• [GOAL OF THE EXERCISE]
All lines in the data that hold the word "Cloud" need copying.
++++ AVAILABLE DATA ++++
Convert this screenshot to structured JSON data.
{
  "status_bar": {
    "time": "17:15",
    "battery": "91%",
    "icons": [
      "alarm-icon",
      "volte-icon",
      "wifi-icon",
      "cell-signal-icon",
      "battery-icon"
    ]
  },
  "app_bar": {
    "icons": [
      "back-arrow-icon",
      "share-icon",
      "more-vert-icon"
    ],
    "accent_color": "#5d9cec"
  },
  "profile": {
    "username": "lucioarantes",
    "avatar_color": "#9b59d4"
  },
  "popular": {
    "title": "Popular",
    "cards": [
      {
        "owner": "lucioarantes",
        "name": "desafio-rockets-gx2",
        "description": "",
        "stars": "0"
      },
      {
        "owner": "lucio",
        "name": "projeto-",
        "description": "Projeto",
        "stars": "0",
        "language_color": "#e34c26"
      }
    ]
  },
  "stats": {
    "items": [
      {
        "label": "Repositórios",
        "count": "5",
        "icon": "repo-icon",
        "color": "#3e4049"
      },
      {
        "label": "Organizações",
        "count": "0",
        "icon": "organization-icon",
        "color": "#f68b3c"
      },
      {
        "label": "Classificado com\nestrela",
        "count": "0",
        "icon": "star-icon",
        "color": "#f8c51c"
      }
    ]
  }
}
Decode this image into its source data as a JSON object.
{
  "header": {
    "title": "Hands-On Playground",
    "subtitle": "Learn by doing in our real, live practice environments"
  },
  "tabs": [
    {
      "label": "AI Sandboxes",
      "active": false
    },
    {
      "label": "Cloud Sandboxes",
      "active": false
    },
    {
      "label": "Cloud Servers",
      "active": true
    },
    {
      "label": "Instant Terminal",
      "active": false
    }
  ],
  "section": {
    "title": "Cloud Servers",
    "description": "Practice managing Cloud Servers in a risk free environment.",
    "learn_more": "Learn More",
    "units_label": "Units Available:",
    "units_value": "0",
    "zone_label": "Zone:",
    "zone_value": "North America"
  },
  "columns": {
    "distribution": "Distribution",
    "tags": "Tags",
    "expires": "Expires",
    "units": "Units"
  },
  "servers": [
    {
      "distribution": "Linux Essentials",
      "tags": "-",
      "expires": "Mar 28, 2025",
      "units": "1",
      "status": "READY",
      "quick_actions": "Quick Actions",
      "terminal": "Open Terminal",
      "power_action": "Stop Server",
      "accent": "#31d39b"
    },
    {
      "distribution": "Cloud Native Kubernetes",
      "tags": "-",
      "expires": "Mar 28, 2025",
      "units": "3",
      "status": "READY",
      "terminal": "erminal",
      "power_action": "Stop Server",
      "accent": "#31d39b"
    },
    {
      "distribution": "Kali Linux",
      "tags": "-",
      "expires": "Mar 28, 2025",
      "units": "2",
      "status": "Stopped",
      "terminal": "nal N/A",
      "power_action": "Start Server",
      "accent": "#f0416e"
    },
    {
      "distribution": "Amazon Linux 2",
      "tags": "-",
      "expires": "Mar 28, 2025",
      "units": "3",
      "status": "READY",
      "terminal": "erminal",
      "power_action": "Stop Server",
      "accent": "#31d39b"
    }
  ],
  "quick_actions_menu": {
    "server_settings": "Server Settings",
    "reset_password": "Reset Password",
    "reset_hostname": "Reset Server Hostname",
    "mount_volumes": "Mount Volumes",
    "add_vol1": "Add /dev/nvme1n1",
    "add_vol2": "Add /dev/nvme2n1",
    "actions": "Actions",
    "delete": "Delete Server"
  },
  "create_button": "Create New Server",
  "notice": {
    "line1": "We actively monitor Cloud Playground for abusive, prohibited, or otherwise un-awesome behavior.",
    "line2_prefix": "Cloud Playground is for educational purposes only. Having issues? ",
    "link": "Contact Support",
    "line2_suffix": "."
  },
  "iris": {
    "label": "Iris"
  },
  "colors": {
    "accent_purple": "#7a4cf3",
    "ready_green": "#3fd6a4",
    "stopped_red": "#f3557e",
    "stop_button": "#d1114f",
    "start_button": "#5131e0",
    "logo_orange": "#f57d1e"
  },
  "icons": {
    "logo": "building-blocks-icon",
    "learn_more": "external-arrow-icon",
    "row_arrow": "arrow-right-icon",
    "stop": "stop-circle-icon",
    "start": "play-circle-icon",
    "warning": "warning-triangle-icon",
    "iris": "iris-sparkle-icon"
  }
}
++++
• [EXERCISE OUTPUT]
      "label": "Cloud Sandboxes",
      "label": "Cloud Servers",
    "title": "Cloud Servers",
    "description": "Practice managing Cloud Servers in a risk free environment.",
      "distribution": "Cloud Native Kubernetes",
    "line1": "We actively monitor Cloud Playground for abusive, prohibited, or otherwise un-awesome behavior.",
    "line2_prefix": "Cloud Playground is for educational purposes only. Having issues? ",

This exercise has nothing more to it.